TASK DESCRIPTION:
Please copy out the lines in the entries that contain "dynamic".

╭──

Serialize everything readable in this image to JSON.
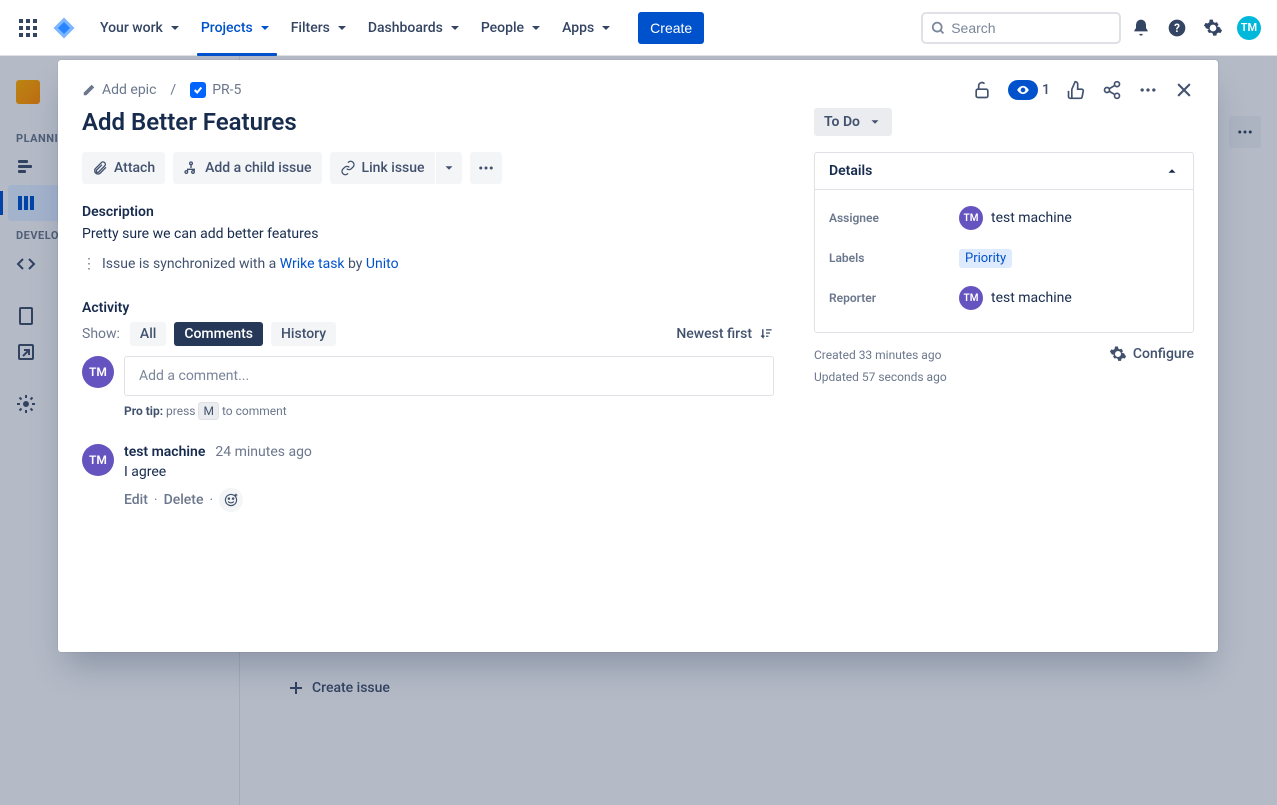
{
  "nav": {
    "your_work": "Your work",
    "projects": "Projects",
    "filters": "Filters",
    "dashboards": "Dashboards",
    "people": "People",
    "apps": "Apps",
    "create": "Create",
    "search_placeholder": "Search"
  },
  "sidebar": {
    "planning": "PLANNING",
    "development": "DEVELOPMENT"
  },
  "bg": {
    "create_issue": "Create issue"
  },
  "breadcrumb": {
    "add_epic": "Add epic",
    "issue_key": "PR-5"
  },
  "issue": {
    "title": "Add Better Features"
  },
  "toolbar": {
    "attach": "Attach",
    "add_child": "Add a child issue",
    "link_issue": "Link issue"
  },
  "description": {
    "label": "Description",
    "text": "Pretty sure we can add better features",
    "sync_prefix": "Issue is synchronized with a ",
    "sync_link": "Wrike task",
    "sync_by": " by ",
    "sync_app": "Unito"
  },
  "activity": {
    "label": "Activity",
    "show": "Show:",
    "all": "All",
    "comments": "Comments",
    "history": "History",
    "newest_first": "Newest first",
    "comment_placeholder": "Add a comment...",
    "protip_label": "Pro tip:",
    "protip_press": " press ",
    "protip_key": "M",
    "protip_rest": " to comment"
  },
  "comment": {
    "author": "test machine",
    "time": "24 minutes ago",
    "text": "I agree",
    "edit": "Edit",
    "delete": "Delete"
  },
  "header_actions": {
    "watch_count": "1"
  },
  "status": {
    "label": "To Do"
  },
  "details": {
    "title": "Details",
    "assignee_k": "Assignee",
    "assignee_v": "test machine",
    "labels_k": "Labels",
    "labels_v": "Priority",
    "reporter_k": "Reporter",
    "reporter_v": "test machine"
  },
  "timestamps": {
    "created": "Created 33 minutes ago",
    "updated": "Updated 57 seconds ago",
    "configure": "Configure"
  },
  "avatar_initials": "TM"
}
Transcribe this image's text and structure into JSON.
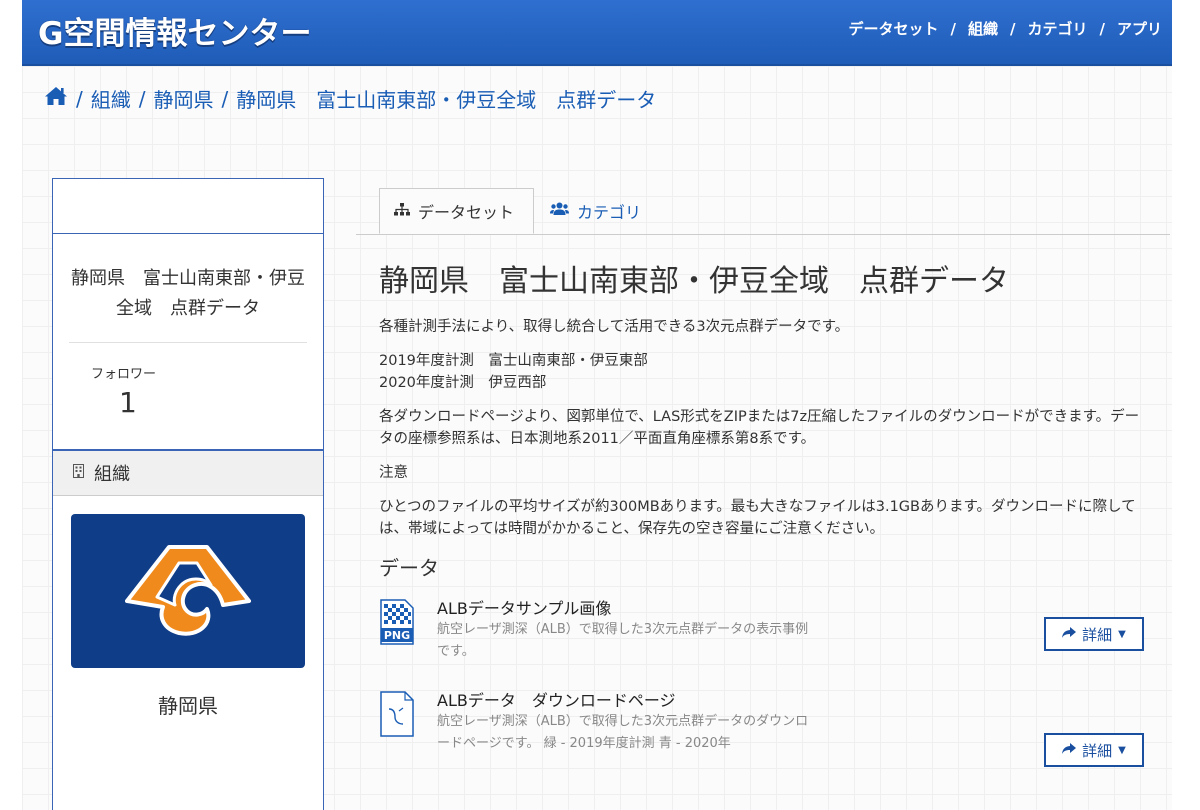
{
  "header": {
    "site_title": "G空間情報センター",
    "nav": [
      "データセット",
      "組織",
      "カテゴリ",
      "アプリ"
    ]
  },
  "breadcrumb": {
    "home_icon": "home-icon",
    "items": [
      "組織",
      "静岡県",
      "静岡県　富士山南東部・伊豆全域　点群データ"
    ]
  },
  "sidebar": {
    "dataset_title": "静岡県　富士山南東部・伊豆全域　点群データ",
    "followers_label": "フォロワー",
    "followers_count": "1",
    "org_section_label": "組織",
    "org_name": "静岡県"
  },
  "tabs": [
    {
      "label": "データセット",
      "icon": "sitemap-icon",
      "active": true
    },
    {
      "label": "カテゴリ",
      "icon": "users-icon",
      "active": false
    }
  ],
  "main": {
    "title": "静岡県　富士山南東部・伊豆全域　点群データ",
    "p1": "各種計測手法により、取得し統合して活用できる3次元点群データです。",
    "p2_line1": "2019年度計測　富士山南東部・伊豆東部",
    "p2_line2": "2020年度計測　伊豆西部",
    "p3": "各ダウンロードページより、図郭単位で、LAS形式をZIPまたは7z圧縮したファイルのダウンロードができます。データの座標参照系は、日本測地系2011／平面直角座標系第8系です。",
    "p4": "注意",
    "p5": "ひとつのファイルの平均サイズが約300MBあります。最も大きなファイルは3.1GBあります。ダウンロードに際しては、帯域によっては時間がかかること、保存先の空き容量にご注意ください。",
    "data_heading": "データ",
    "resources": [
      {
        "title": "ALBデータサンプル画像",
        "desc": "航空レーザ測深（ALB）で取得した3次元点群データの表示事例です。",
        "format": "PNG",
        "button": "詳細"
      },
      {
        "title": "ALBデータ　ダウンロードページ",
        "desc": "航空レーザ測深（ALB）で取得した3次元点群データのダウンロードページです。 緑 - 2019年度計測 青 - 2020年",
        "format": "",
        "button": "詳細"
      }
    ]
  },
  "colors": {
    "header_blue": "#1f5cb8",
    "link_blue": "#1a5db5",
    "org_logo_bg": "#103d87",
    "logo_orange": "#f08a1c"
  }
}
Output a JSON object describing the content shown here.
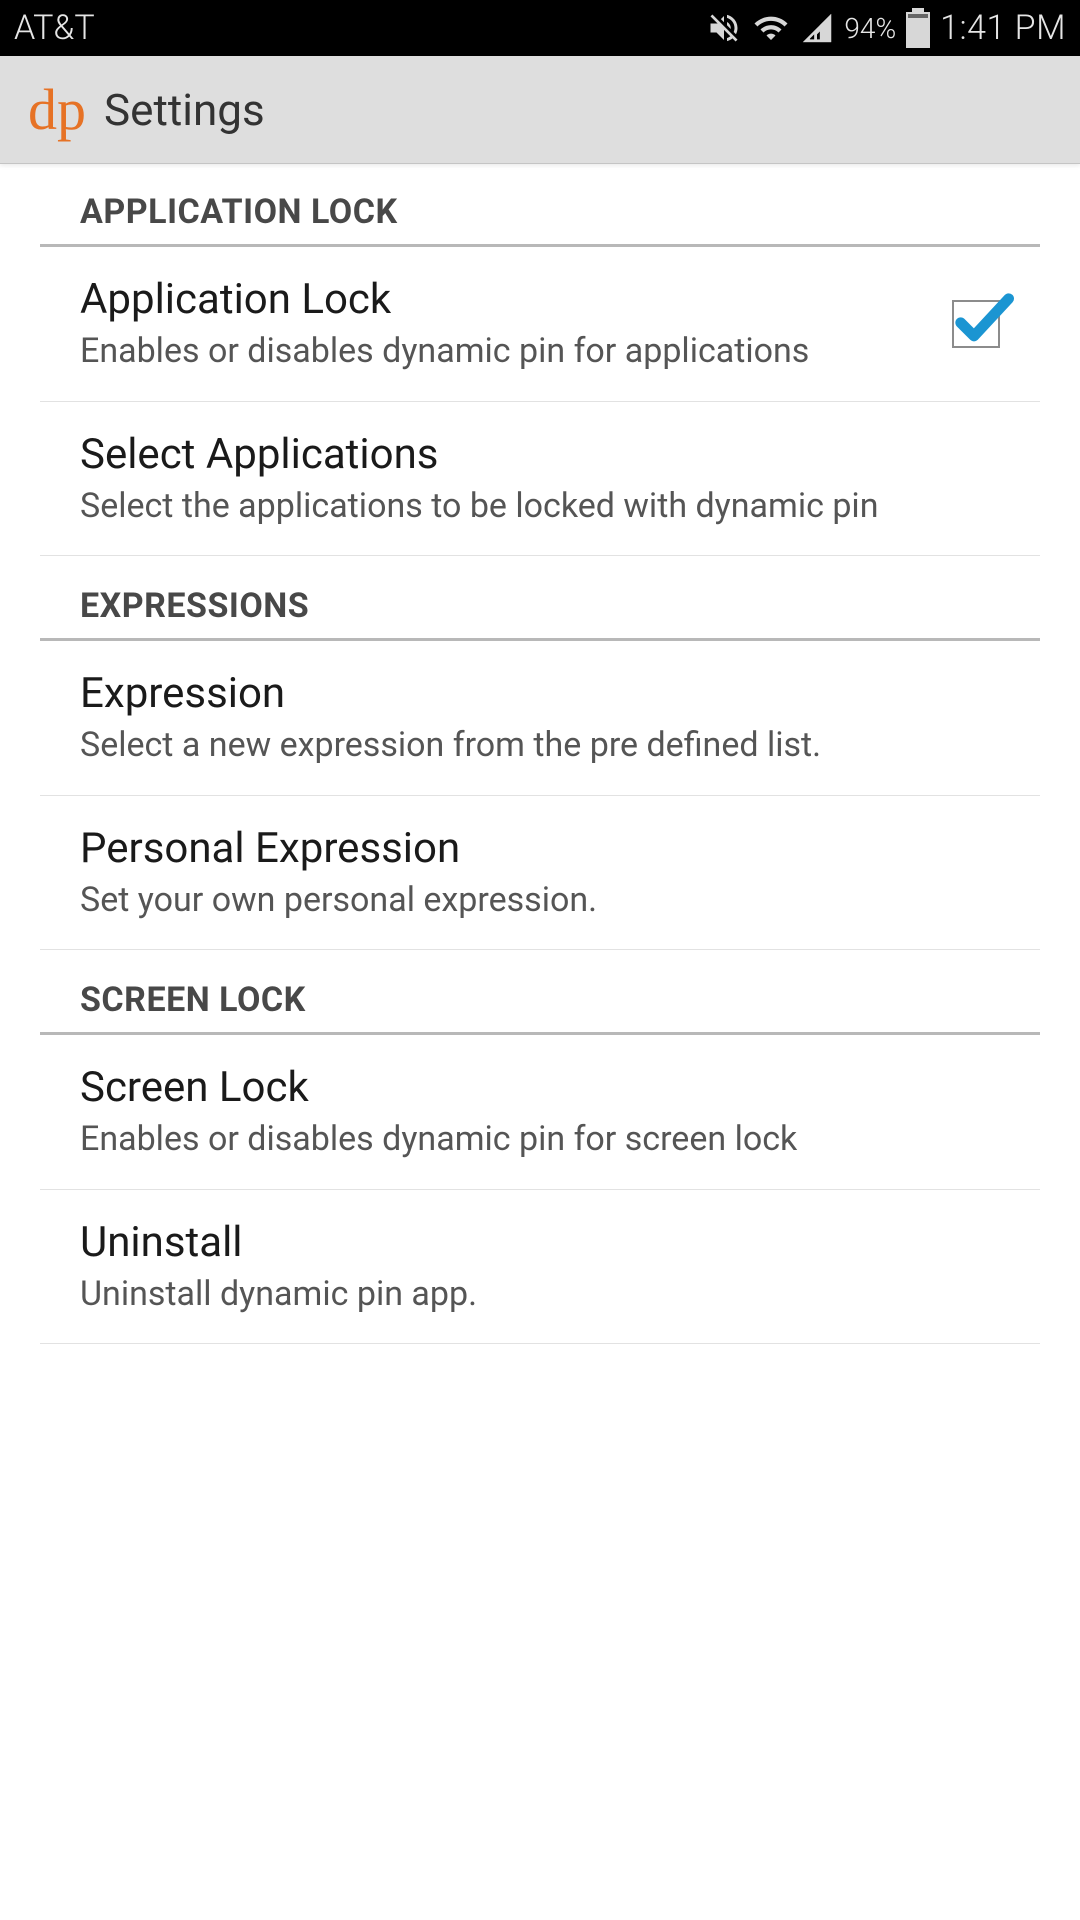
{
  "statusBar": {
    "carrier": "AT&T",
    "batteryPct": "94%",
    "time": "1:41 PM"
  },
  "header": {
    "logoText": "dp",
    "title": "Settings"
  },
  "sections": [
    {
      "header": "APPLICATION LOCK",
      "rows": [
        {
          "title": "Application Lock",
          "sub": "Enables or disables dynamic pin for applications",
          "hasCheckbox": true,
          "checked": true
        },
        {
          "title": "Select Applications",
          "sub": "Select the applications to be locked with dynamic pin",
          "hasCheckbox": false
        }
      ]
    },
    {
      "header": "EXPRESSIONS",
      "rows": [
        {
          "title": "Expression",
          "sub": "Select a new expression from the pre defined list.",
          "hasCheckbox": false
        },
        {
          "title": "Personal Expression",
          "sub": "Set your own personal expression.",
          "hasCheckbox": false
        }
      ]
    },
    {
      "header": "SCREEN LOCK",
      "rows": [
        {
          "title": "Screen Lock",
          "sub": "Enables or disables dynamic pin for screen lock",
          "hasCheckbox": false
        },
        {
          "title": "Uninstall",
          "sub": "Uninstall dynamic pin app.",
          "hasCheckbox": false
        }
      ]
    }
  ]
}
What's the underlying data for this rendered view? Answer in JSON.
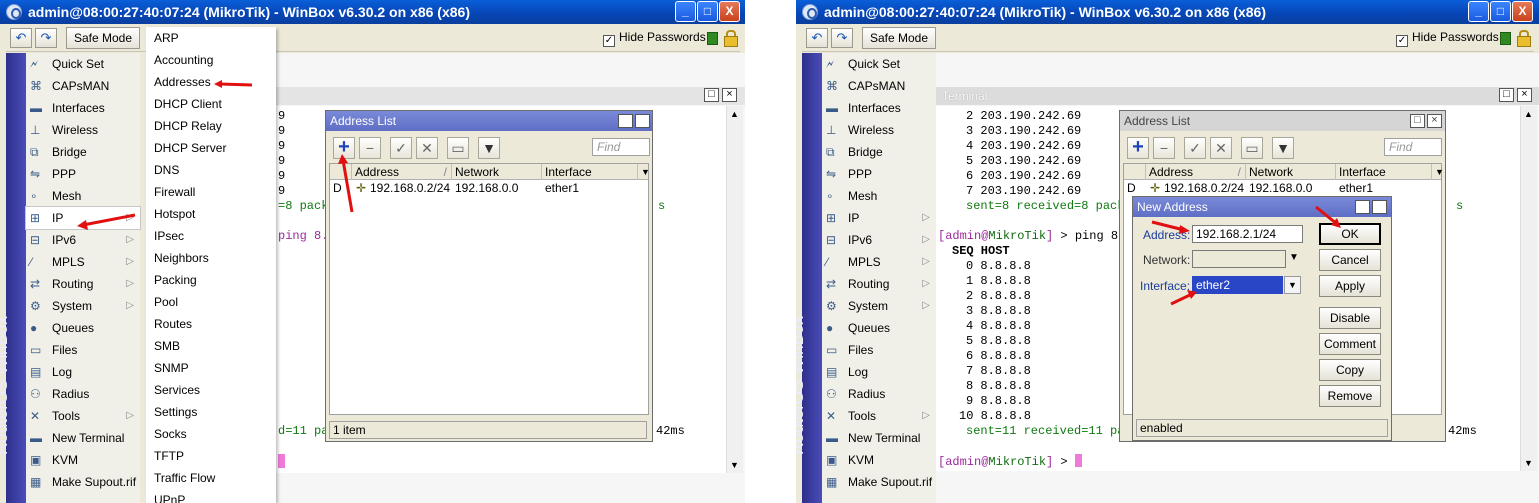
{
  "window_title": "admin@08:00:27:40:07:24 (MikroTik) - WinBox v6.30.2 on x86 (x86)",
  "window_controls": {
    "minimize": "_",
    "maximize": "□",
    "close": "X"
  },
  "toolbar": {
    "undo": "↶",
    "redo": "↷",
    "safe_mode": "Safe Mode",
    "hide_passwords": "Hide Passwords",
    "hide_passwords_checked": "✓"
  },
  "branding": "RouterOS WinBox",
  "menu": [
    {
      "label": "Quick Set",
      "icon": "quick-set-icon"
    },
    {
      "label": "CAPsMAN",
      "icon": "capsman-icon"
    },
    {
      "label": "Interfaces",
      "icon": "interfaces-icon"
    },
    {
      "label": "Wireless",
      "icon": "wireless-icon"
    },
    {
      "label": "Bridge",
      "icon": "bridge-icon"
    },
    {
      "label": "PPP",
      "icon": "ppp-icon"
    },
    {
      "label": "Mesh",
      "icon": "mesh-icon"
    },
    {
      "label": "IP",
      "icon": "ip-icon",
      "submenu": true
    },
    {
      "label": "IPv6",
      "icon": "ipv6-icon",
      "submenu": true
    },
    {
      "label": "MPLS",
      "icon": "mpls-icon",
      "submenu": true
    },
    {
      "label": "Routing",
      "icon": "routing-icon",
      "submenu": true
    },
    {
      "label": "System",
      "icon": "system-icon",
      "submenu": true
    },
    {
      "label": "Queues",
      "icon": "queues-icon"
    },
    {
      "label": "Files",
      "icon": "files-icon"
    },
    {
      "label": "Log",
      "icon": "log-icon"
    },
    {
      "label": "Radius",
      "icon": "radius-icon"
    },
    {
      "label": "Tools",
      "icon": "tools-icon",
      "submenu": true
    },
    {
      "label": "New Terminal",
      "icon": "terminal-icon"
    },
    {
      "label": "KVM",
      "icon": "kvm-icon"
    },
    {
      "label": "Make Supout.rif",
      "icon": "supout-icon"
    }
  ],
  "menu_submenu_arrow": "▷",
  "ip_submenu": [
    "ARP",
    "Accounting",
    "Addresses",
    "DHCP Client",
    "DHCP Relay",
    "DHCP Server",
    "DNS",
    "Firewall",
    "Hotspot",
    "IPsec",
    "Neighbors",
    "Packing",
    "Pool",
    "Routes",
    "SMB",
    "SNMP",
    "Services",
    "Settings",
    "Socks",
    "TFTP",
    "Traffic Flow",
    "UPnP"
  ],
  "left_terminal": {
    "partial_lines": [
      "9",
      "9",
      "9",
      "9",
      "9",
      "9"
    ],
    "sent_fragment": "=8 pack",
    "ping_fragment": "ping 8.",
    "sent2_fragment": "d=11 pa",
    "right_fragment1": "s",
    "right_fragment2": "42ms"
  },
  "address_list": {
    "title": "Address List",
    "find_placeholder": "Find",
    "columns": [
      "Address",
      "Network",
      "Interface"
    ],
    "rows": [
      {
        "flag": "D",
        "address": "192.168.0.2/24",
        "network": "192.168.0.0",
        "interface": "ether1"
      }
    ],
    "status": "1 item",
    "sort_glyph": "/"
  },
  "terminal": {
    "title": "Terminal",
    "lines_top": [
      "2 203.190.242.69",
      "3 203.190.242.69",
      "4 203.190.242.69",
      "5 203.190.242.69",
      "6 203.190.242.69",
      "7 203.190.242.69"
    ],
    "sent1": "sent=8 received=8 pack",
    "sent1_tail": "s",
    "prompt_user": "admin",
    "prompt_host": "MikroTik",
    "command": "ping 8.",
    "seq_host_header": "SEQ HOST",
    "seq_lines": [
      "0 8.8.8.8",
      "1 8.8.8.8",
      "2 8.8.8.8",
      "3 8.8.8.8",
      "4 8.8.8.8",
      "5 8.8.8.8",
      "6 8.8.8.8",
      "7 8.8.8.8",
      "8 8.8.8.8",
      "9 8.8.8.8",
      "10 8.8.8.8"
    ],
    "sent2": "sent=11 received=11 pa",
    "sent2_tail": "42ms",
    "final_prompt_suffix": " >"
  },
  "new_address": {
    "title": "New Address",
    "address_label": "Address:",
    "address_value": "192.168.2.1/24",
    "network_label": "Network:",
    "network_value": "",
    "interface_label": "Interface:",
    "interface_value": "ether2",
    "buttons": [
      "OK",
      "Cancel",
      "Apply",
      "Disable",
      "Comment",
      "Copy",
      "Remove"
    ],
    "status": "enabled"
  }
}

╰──

SOLUTION TO THE EXERCISE:
          "sub": "Enables or disables dynamic pin for applications",
          "sub": "Select the applications to be locked with dynamic pin",
          "sub": "Enables or disables dynamic pin for screen lock",
          "sub": "Uninstall dynamic pin app.",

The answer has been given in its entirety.